▶ _Instructions for the task_
Select all lines holding the word "title" from the entries that follow.

(Data records for software interfaces)

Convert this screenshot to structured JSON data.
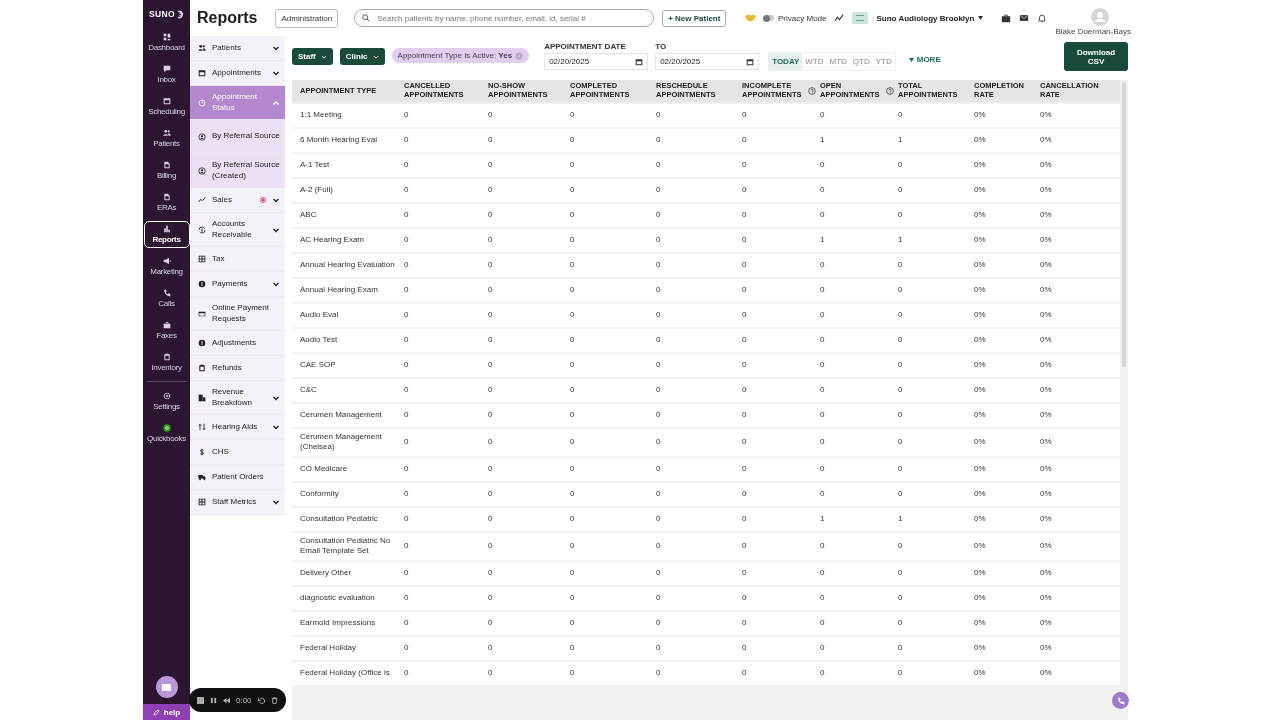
{
  "nav": {
    "logo": "SUNO",
    "items": [
      {
        "label": "Dashboard",
        "selected": false
      },
      {
        "label": "Inbox",
        "selected": false
      },
      {
        "label": "Scheduling",
        "selected": false
      },
      {
        "label": "Patients",
        "selected": false
      },
      {
        "label": "Billing",
        "selected": false
      },
      {
        "label": "ERAs",
        "selected": false
      },
      {
        "label": "Reports",
        "selected": true
      },
      {
        "label": "Marketing",
        "selected": false
      },
      {
        "label": "Calls",
        "selected": false
      },
      {
        "label": "Faxes",
        "selected": false
      },
      {
        "label": "Inventory",
        "selected": false
      },
      {
        "label": "Settings",
        "selected": false
      },
      {
        "label": "Quickbooks",
        "selected": false
      }
    ],
    "help": "help"
  },
  "header": {
    "title": "Reports",
    "admin_button": "Administration",
    "search": {
      "placeholder": "Search patients by name, phone number, email, id, serial #"
    },
    "new_patient": "+ New Patient",
    "privacy": {
      "label": "Privacy Mode",
      "on": false
    },
    "clinic": "Suno Audiology Brooklyn",
    "user": "Blake Doerman-Bays"
  },
  "report_menu": [
    {
      "label": "Patients",
      "kind": "group",
      "expanded": false,
      "selected": false
    },
    {
      "label": "Appointments",
      "kind": "group",
      "expanded": false,
      "selected": false
    },
    {
      "label": "Appointment Status",
      "kind": "group",
      "expanded": true,
      "selected": true,
      "children": [
        {
          "label": "By Referral Source",
          "selected": false
        },
        {
          "label": "By Referral Source (Created)",
          "selected": false
        }
      ]
    },
    {
      "label": "Sales",
      "kind": "group",
      "expanded": false,
      "selected": false
    },
    {
      "label": "Accounts Receivable",
      "kind": "group",
      "expanded": false,
      "selected": false
    },
    {
      "label": "Tax",
      "kind": "link",
      "selected": false
    },
    {
      "label": "Payments",
      "kind": "group",
      "expanded": false,
      "selected": false
    },
    {
      "label": "Online Payment Requests",
      "kind": "link",
      "selected": false
    },
    {
      "label": "Adjustments",
      "kind": "link",
      "selected": false
    },
    {
      "label": "Refunds",
      "kind": "link",
      "selected": false
    },
    {
      "label": "Revenue Breakdown",
      "kind": "group",
      "expanded": false,
      "selected": false
    },
    {
      "label": "Hearing Aids",
      "kind": "group",
      "expanded": false,
      "selected": false
    },
    {
      "label": "CHS",
      "kind": "link",
      "selected": false
    },
    {
      "label": "Patient Orders",
      "kind": "link",
      "selected": false
    },
    {
      "label": "Staff Metrics",
      "kind": "group",
      "expanded": false,
      "selected": false
    }
  ],
  "filters": {
    "dropdowns": [
      "Staff",
      "Clinic"
    ],
    "chip": "Appointment Type Is Active: **Yes**",
    "date_from": {
      "label": "APPOINTMENT DATE",
      "value": "02/20/2025"
    },
    "date_to": {
      "label": "TO",
      "value": "02/20/2025"
    },
    "ranges": [
      {
        "label": "TODAY",
        "selected": true
      },
      {
        "label": "WTD",
        "selected": false
      },
      {
        "label": "MTD",
        "selected": false
      },
      {
        "label": "QTD",
        "selected": false
      },
      {
        "label": "YTD",
        "selected": false
      }
    ],
    "more": "MORE",
    "download": "Download CSV"
  },
  "table": {
    "columns": [
      {
        "label": "APPOINTMENT TYPE",
        "help": false
      },
      {
        "label": "CANCELLED APPOINTMENTS",
        "help": false
      },
      {
        "label": "NO-SHOW APPOINTMENTS",
        "help": false
      },
      {
        "label": "COMPLETED APPOINTMENTS",
        "help": false
      },
      {
        "label": "RESCHEDULE APPOINTMENTS",
        "help": false
      },
      {
        "label": "INCOMPLETE APPOINTMENTS",
        "help": true
      },
      {
        "label": "OPEN APPOINTMENTS",
        "help": true
      },
      {
        "label": "TOTAL APPOINTMENTS",
        "help": false
      },
      {
        "label": "COMPLETION RATE",
        "help": false
      },
      {
        "label": "CANCELLATION RATE",
        "help": false
      }
    ],
    "rows": [
      [
        "1:1 Meeting",
        "0",
        "0",
        "0",
        "0",
        "0",
        "0",
        "0",
        "0%",
        "0%"
      ],
      [
        "6 Month Hearing Eval",
        "0",
        "0",
        "0",
        "0",
        "0",
        "1",
        "1",
        "0%",
        "0%"
      ],
      [
        "A-1 Test",
        "0",
        "0",
        "0",
        "0",
        "0",
        "0",
        "0",
        "0%",
        "0%"
      ],
      [
        "A-2 (Full)",
        "0",
        "0",
        "0",
        "0",
        "0",
        "0",
        "0",
        "0%",
        "0%"
      ],
      [
        "ABC",
        "0",
        "0",
        "0",
        "0",
        "0",
        "0",
        "0",
        "0%",
        "0%"
      ],
      [
        "AC Hearing Exam",
        "0",
        "0",
        "0",
        "0",
        "0",
        "1",
        "1",
        "0%",
        "0%"
      ],
      [
        "Annual Hearing Evaluation",
        "0",
        "0",
        "0",
        "0",
        "0",
        "0",
        "0",
        "0%",
        "0%"
      ],
      [
        "Annual Hearing Exam",
        "0",
        "0",
        "0",
        "0",
        "0",
        "0",
        "0",
        "0%",
        "0%"
      ],
      [
        "Audio Eval",
        "0",
        "0",
        "0",
        "0",
        "0",
        "0",
        "0",
        "0%",
        "0%"
      ],
      [
        "Audio Test",
        "0",
        "0",
        "0",
        "0",
        "0",
        "0",
        "0",
        "0%",
        "0%"
      ],
      [
        "CAE SOP",
        "0",
        "0",
        "0",
        "0",
        "0",
        "0",
        "0",
        "0%",
        "0%"
      ],
      [
        "C&C",
        "0",
        "0",
        "0",
        "0",
        "0",
        "0",
        "0",
        "0%",
        "0%"
      ],
      [
        "Cerumen Management",
        "0",
        "0",
        "0",
        "0",
        "0",
        "0",
        "0",
        "0%",
        "0%"
      ],
      [
        "Cerumen Management (Chelsea)",
        "0",
        "0",
        "0",
        "0",
        "0",
        "0",
        "0",
        "0%",
        "0%"
      ],
      [
        "CO Medicare",
        "0",
        "0",
        "0",
        "0",
        "0",
        "0",
        "0",
        "0%",
        "0%"
      ],
      [
        "Conformity",
        "0",
        "0",
        "0",
        "0",
        "0",
        "0",
        "0",
        "0%",
        "0%"
      ],
      [
        "Consultation Pediatric",
        "0",
        "0",
        "0",
        "0",
        "0",
        "1",
        "1",
        "0%",
        "0%"
      ],
      [
        "Consultation Pediatric No Email Template Set",
        "0",
        "0",
        "0",
        "0",
        "0",
        "0",
        "0",
        "0%",
        "0%"
      ],
      [
        "Delivery Other",
        "0",
        "0",
        "0",
        "0",
        "0",
        "0",
        "0",
        "0%",
        "0%"
      ],
      [
        "diagnostic evaluation",
        "0",
        "0",
        "0",
        "0",
        "0",
        "0",
        "0",
        "0%",
        "0%"
      ],
      [
        "Earmold Impressions",
        "0",
        "0",
        "0",
        "0",
        "0",
        "0",
        "0",
        "0%",
        "0%"
      ],
      [
        "Federal Holiday",
        "0",
        "0",
        "0",
        "0",
        "0",
        "0",
        "0",
        "0%",
        "0%"
      ],
      [
        "Federal Holiday (Office is",
        "0",
        "0",
        "0",
        "0",
        "0",
        "0",
        "0",
        "0%",
        "0%"
      ]
    ]
  },
  "recorder": {
    "time": "0:00"
  }
}
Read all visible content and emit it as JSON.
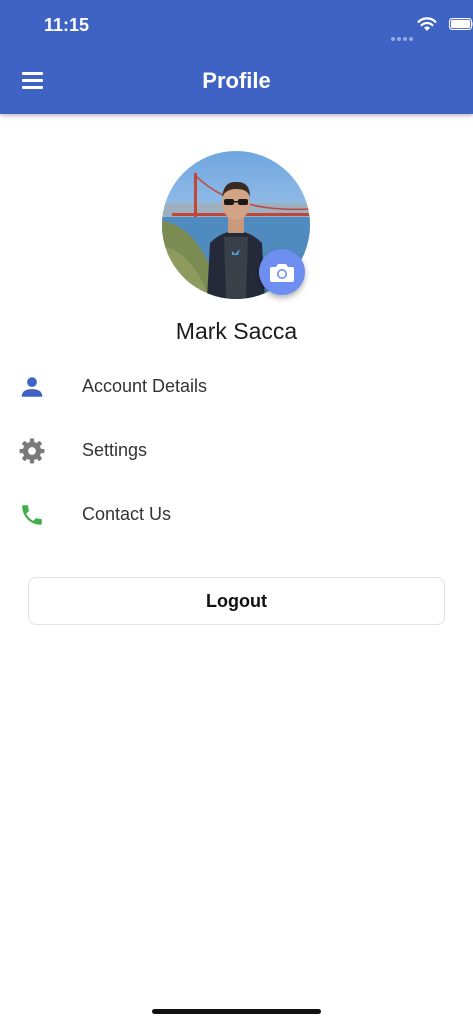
{
  "status_bar": {
    "time": "11:15"
  },
  "header": {
    "title": "Profile",
    "menu_icon": "hamburger-menu-icon"
  },
  "profile": {
    "name": "Mark Sacca",
    "camera_icon": "camera-icon"
  },
  "menu": [
    {
      "label": "Account Details",
      "icon": "person-icon",
      "color": "#3e63c4"
    },
    {
      "label": "Settings",
      "icon": "gear-icon",
      "color": "#7a7a7a"
    },
    {
      "label": "Contact Us",
      "icon": "phone-icon",
      "color": "#3fae49"
    }
  ],
  "logout_label": "Logout",
  "colors": {
    "app_bar": "#3e63c4",
    "camera_button": "#6f8ff0"
  }
}
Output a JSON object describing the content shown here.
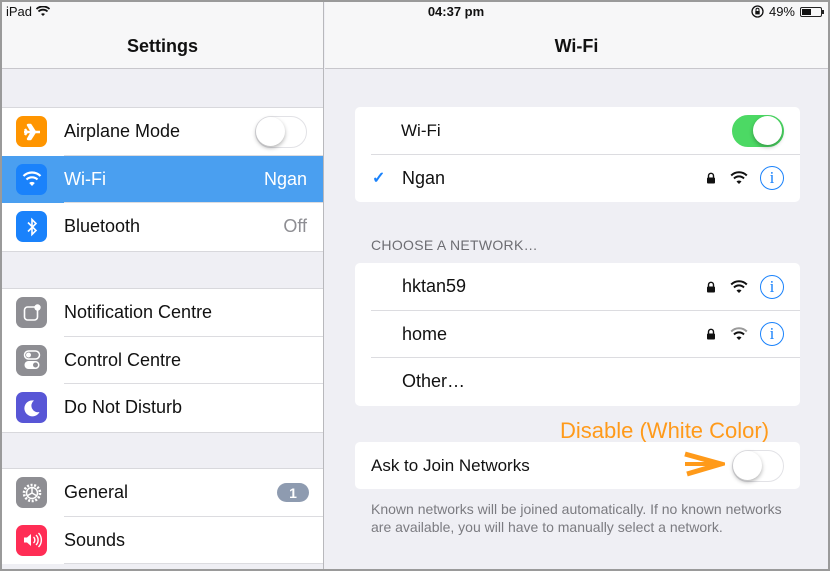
{
  "status_bar": {
    "device": "iPad",
    "time": "04:37 pm",
    "battery_percent_label": "49%",
    "battery_level": 0.49
  },
  "settings": {
    "title": "Settings",
    "groups": [
      {
        "items": [
          {
            "label": "Airplane Mode",
            "icon": "airplane-icon",
            "icon_color": "#ff9500",
            "toggle": false
          },
          {
            "label": "Wi-Fi",
            "icon": "wifi-icon",
            "icon_color": "#1a82fb",
            "value": "Ngan",
            "selected": true
          },
          {
            "label": "Bluetooth",
            "icon": "bluetooth-icon",
            "icon_color": "#1a82fb",
            "value": "Off"
          }
        ]
      },
      {
        "items": [
          {
            "label": "Notification Centre",
            "icon": "notification-centre-icon",
            "icon_color": "#8e8e93"
          },
          {
            "label": "Control Centre",
            "icon": "control-centre-icon",
            "icon_color": "#8e8e93"
          },
          {
            "label": "Do Not Disturb",
            "icon": "moon-icon",
            "icon_color": "#5856d6"
          }
        ]
      },
      {
        "items": [
          {
            "label": "General",
            "icon": "gear-icon",
            "icon_color": "#8e8e93",
            "badge": "1"
          },
          {
            "label": "Sounds",
            "icon": "speaker-icon",
            "icon_color": "#ff2d55"
          }
        ]
      }
    ]
  },
  "wifi": {
    "title": "Wi-Fi",
    "wifi_toggle_label": "Wi-Fi",
    "wifi_enabled": true,
    "connected_network": "Ngan",
    "choose_header": "CHOOSE A NETWORK…",
    "networks": [
      {
        "name": "hktan59",
        "secured": true,
        "signal": "full"
      },
      {
        "name": "home",
        "secured": true,
        "signal": "medium"
      }
    ],
    "other_label": "Other…",
    "ask_to_join_label": "Ask to Join Networks",
    "ask_to_join_enabled": false,
    "footer_note": "Known networks will be joined automatically. If no known networks are available, you will have to manually select a network."
  },
  "annotation": {
    "text": "Disable (White Color)",
    "color": "#ff9a1a"
  }
}
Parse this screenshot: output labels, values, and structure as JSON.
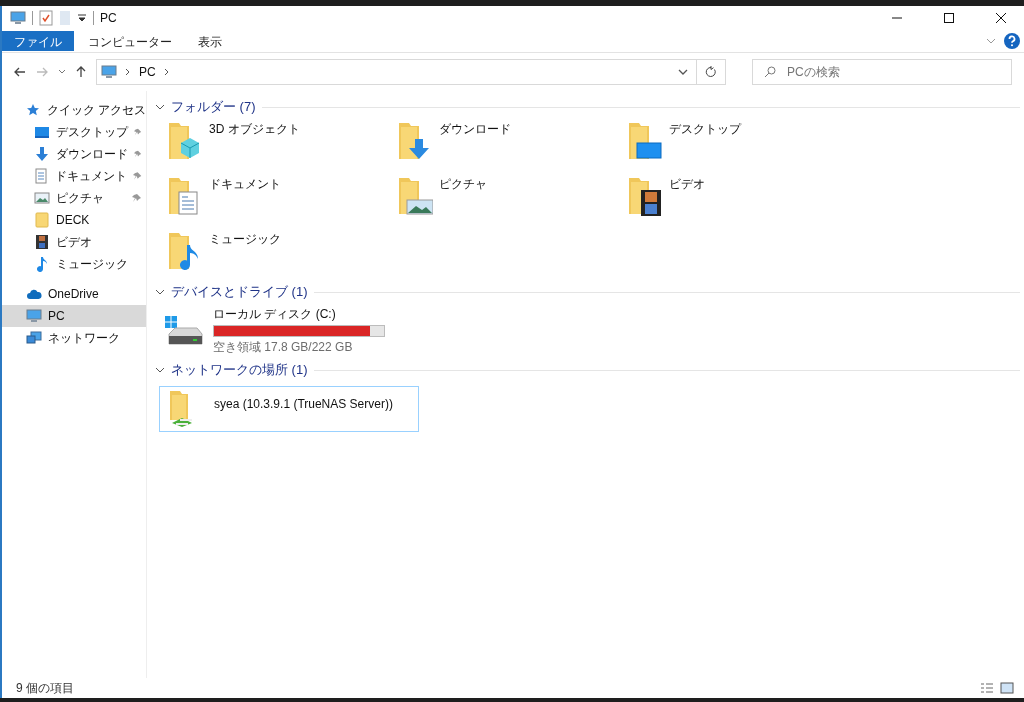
{
  "window": {
    "title": "PC"
  },
  "ribbon_tabs": [
    {
      "label": "ファイル",
      "selected": true
    },
    {
      "label": "コンピューター",
      "selected": false
    },
    {
      "label": "表示",
      "selected": false
    }
  ],
  "address": {
    "crumbs": [
      "PC"
    ]
  },
  "search": {
    "placeholder": "PCの検索"
  },
  "sidebar": {
    "items": [
      {
        "label": "クイック アクセス",
        "kind": "quick-access",
        "selected": false,
        "children": [
          {
            "label": "デスクトップ",
            "kind": "desktop",
            "pinned": true,
            "selected": false
          },
          {
            "label": "ダウンロード",
            "kind": "download",
            "pinned": true,
            "selected": false
          },
          {
            "label": "ドキュメント",
            "kind": "documents",
            "pinned": true,
            "selected": false
          },
          {
            "label": "ピクチャ",
            "kind": "pictures",
            "pinned": true,
            "selected": false
          },
          {
            "label": "DECK",
            "kind": "folder",
            "pinned": false,
            "selected": false
          },
          {
            "label": "ビデオ",
            "kind": "videos",
            "pinned": false,
            "selected": false
          },
          {
            "label": "ミュージック",
            "kind": "music",
            "pinned": false,
            "selected": false
          }
        ]
      },
      {
        "label": "OneDrive",
        "kind": "cloud",
        "selected": false
      },
      {
        "label": "PC",
        "kind": "pc",
        "selected": true
      },
      {
        "label": "ネットワーク",
        "kind": "network",
        "selected": false
      }
    ]
  },
  "sections": [
    {
      "title": "フォルダー (7)",
      "kind": "folders",
      "items": [
        {
          "label": "3D オブジェクト",
          "kind": "objects"
        },
        {
          "label": "ダウンロード",
          "kind": "download"
        },
        {
          "label": "デスクトップ",
          "kind": "desktop"
        },
        {
          "label": "ドキュメント",
          "kind": "documents"
        },
        {
          "label": "ピクチャ",
          "kind": "pictures"
        },
        {
          "label": "ビデオ",
          "kind": "videos"
        },
        {
          "label": "ミュージック",
          "kind": "music"
        }
      ]
    },
    {
      "title": "デバイスとドライブ (1)",
      "kind": "drives",
      "items": [
        {
          "label": "ローカル ディスク (C:)",
          "level": 0.92,
          "free": "空き領域 17.8 GB/222 GB"
        }
      ]
    },
    {
      "title": "ネットワークの場所 (1)",
      "kind": "network",
      "items": [
        {
          "label": "syea (10.3.9.1 (TrueNAS Server))",
          "focused": true
        }
      ]
    }
  ],
  "status_bar": {
    "text": "9 個の項目"
  }
}
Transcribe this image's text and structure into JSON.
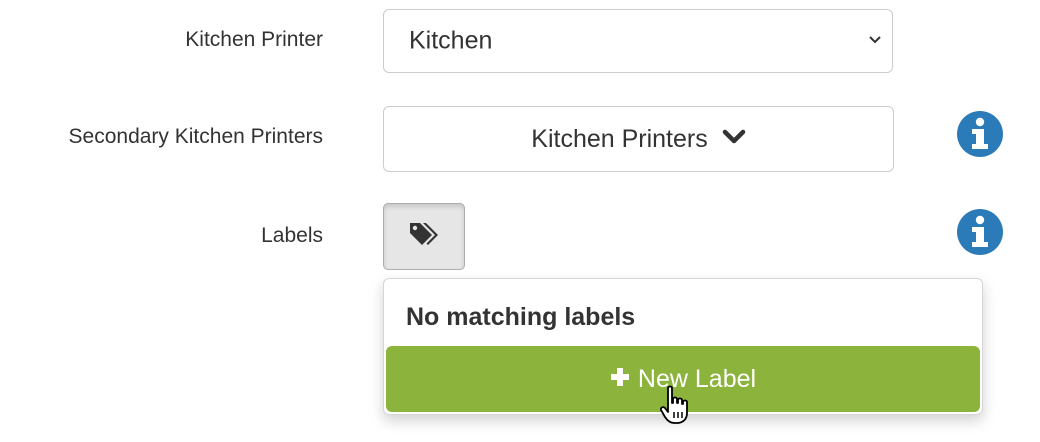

▶ _Task output_
    "title": "Reports",
    "title": "Profile",
    "title": "Settings",
    "title": "Wi-Fi",
    "title": "PC"
      "title": "フォルダー (7)",
      "title": "デバイスとドライブ (1)",
      "title": "ネットワークの場所 (1)",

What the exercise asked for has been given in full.